Language Selection

English French German Italian Portuguese Spanish

License change leaves Sun Solaris users at a crossroads

Filed under
OS

Recent changes to Solaris licensing could further encourage Solaris 10 users to consider Linux -- and result in fewer new users considering Solaris at all. If you're a Solaris customer, don't overlook this license change.

While the "Linux versus Windows" competition is often played up in the press, the reality is that Linux workload overwhelmingly comes from Unix migrations. Being the largest Unix platform, Sun Solaris has faced stiff competition for lower-end workloads against Linux for the better part of a decade. As Linux usage and features have grown, so too has the applicability of Linux in more mission-critical distributed environments, an area historically associated with Unix and Sun Solaris. Sun tried to slow, and even reverse, this trend in 2005 by offering Sun Solaris 10 free of charge. To make money, Sun expected to sell subscriptions to customers seeking support and defect fixes.

rest here




More in Tux Machines

Android/Google Leftovers

3 open source alternatives to Office 365

It can be hard to get away from working and collaborating on the web. Doing that is incredibly convenient: as long as you have an internet connection, you can easily work and share from just about anywhere, on just about any device. The main problem with most web-based office suites—like Google Drive, Zoho Office, and Office365—is that they're closed source. Your data also exists at the whim of large corporations. I'm sure you've heard numerous stories of, say, Google locking or removing accounts without warning. If that happens to you, you lose what's yours. So what's an open source advocate who wants to work with web applications to do? You turn to an open source alternative, of course. Let's take a look at three of them. Read more

Hackable voice-controlled speaker and IoT controller hits KS

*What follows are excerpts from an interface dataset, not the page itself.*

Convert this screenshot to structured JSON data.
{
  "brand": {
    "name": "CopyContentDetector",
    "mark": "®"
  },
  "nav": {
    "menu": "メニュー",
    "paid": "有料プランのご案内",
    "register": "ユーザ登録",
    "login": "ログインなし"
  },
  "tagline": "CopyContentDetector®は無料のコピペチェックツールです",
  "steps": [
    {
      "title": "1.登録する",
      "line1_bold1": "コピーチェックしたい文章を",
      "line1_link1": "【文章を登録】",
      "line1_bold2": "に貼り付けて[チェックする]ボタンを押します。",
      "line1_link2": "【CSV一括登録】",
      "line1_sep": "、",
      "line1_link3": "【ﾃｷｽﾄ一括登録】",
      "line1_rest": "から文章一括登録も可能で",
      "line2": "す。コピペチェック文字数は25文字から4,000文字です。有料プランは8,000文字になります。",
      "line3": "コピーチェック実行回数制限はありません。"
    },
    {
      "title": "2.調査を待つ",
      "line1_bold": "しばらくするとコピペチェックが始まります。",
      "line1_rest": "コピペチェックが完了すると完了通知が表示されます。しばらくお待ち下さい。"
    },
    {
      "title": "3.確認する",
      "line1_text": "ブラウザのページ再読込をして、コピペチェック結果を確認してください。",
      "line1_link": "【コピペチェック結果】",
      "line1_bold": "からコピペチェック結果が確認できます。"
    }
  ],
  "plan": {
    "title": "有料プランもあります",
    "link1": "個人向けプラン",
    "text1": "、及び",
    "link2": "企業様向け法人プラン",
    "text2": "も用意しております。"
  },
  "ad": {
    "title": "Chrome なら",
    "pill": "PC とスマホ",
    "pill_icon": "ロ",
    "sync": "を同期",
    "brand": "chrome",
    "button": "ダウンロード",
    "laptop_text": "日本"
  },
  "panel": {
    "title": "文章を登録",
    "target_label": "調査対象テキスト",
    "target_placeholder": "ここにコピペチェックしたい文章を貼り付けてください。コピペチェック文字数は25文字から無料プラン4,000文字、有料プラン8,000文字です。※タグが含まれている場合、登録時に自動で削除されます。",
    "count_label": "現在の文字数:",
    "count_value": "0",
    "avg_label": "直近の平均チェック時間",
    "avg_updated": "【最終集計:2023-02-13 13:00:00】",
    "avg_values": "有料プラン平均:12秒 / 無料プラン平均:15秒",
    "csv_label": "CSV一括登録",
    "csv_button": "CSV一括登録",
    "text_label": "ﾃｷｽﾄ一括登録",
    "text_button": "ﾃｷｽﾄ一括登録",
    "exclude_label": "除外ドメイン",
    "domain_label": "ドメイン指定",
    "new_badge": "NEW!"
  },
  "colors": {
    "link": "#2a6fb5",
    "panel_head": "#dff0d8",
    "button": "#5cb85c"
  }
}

SeedStudio’s hackable, $49 and up “ReSpeaker” speaker system runs OpenWrt on a Mediatek MT7688 and offers voice control over home appliances. The ReSpeaker went live on Kickstarter today and has already reached 95 percent of its $40,000 funding goal with 29 days remaining. The device is billed by SeedStudio as an “open source, modular voice interface that allows us to hack things around us, just using our voices.” While it can be used as an Internet media player or a voice-activated IoT hub — especially when integrated with Seeed’s Wio Link IoT board — it’s designed to be paired with individual devices. For example, the campaign’s video shows the ReSpeaker being tucked inside a teddy bear or toy robot, or attached to plant, enabling voice control and voice synthesis. Yes, the plant actually asks to be watered. Read more

Security News